What is Taxonomy?
• Taxonomy is the science of naming and
• In biology this refers to organizing species
into different groups.
father of taxonomy
• Carolus Linnaeus (1707-
1778) was a Swedish
scientist who grouped
living things into
• Linnaeus based his
system on observable
introduced the seven
levels of classification.
Linnaeus’ classification system
• Each level is
• Levels get
• The complete classification of humans is:
•There are at least 50 common names for
the animal shown on the previous
•Common names vary according to
• Linnaeus also introduced the method of
scientific naming called binomial
– He identified each organism by using a
combination of its Genus and Species name.
– He made sure that no two creatures had the
same combination of genus & species name.
– He used Latin (widely read by educated
people at that time)
– The genus name was always a Latinized
noun, the species name was a Latin adjective.
The Six kingdoms
• Since Linnaeus’ time there has been
frequent debate about how many
kingdoms are needed…
• Linnaeus recognized two: plants &
• Later, we separated the fungi from plants
• When microscopic organisms were
discovered we added kingdom protista.
• With bacteria we first added monera,
• But then divided monera into eubacteria
The Domain System
• Some taxonomists have suggested that we
replace Linnaeus’ system of kingdoms with three
– Domain Bacteria (= Kingdom Eubacteria)
– Domain Archaea (= Kingdom Archaebacteria)
– Domain Eukarya (Plants, Animals, Fungi, Protists)
Archeabacteria Eubacteria Protista Fungi Plantae Animalia
Current system Δ Proposed system▼
Archaea Bacteria Eukarya
Systems of Classification
Protista Prokaryota Mychota Monera Eubacteria Bacteria Bacteria
archeabacteria Archaea (Archeabacteria)
Eukaryota Protoctista Protista Protista Eukarya Protozoa
Vegetabilia Plantae Fungi Fungi Chromista
Plantae Plantae Plantae Fungi
Animalia Animalia Animalia Animalia Animalia
I will use this system
• Kingdom Archaebacteria (AKA.
Archae, formerly part of Monera)
– Unicellular, prokaryotic bacteria of
– Methanogens are anaerobic unicellular
organisms, that release methane as a
waste product of cellular metabolism
– Chemosynthetic bacteria synthesize
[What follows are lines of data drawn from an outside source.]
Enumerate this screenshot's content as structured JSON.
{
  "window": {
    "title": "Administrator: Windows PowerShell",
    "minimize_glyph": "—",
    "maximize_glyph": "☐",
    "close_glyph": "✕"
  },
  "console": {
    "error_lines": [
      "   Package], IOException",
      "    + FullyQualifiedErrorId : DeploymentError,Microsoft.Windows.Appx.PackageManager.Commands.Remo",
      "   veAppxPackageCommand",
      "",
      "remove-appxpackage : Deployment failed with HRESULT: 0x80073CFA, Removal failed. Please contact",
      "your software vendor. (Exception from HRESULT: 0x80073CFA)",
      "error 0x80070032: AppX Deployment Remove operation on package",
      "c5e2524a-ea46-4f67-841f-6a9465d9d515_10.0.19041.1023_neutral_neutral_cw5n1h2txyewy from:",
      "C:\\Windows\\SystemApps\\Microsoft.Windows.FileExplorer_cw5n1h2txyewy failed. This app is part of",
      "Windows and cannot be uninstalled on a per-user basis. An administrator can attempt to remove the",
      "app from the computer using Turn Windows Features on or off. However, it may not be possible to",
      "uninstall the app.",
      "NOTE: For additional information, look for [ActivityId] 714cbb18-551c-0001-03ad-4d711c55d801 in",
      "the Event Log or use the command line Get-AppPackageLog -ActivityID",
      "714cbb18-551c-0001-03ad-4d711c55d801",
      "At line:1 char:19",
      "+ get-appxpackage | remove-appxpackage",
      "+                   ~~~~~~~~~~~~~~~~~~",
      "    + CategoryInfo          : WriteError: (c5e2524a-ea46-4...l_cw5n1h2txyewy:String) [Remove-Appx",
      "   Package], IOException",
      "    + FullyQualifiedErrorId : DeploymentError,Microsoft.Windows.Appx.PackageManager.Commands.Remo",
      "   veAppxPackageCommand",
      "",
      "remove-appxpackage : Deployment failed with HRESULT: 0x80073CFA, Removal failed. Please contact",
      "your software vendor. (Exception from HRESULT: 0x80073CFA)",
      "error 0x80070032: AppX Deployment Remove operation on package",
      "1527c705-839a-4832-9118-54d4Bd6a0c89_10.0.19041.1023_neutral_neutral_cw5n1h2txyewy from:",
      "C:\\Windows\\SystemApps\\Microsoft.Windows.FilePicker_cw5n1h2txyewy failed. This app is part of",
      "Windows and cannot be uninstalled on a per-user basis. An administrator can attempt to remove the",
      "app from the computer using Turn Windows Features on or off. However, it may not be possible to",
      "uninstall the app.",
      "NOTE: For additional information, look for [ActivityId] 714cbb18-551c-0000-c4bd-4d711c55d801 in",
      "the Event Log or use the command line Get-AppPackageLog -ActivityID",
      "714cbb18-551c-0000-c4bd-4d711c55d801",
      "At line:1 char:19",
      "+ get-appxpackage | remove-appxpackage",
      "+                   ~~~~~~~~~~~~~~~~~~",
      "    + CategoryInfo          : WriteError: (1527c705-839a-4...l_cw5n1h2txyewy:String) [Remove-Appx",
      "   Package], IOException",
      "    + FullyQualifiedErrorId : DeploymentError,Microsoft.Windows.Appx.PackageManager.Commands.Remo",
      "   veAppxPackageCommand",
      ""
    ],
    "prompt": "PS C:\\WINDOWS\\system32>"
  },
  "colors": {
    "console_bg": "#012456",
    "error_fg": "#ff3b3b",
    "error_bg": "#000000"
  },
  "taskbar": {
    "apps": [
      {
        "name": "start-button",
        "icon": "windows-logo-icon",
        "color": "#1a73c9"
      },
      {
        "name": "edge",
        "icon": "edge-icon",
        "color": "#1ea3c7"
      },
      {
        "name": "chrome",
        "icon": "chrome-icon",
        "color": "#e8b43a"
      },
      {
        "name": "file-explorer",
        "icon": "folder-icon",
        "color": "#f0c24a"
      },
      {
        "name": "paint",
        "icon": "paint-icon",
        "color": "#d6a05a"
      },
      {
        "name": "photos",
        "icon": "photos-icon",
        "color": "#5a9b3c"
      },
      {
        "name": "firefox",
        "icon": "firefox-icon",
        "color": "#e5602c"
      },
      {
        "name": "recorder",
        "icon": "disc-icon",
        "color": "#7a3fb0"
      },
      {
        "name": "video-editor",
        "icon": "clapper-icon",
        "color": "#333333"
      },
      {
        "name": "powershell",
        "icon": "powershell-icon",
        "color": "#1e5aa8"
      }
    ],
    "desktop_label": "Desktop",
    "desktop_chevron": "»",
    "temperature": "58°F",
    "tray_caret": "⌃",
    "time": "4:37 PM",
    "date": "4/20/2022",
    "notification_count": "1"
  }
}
organic compounds, using energy derived
from the oxidation of organic or inorganic
materials without the aid of light.
• Kingdom Eubacteria (AKA.
Bacteria, formerly part of
– Unicellular, prokaryotic
bacteria of more recent origin.
– Include most common
• Kingdom Protista (the “protists”)
Protozoa (animal - like protist)
Algae (plant - like protist)
Myxomycota (fungus - like protist)
Groups of Protist
• Protozoans are animal-like
grouped according to how
Plant-like protists are Algae.
• There are three unicellular phyla of algae:
Multicellular algae are classified by color
Brown Algae (Phaeophyta)
Green Algae (Chlorophyta)
• Fungus-like protists, Myxomycota are
• Myxomycota are made up of plasmodial
• Kingdom Fungi (all the fungus)
– Heterotrophic (no photosynthesis)
– Unicellular and multi-cellular (microscopic to
– Most have cell walls (like plants) but lack
chlorophyll. Many are multi-nucleate.
– Includes molds, mildews, rusts, smuts,
mushrooms, puffballs, morels, truffles, and
any other types of fungus.
Kingdom Fungi – There are 5 Major Phyla
1. Phylum Zygomycota = the Bread Molds
Rhizopus – black bread mold
2. Oomycota = the Water Molds
Water mold, potato blight, mildew
3. Phylum Ascomycota = the Sac Fungi
Yeast, morels, truffles
4. Phylum Basidiomycota = the Club Fungi
Mushrooms, puffballs, bracket fungi, rusts, smuts,
5. Phylum Deuteromycota = the Fungi Imperfecti
– Nearly all plants are
autotrophs (make their own
– Multi-cellular, and some can
grow quite large
– Nearly all plants use
photosynthesis as their main
source of food.
• Pitcher plants and Venus Fly
Traps get extra nutrients from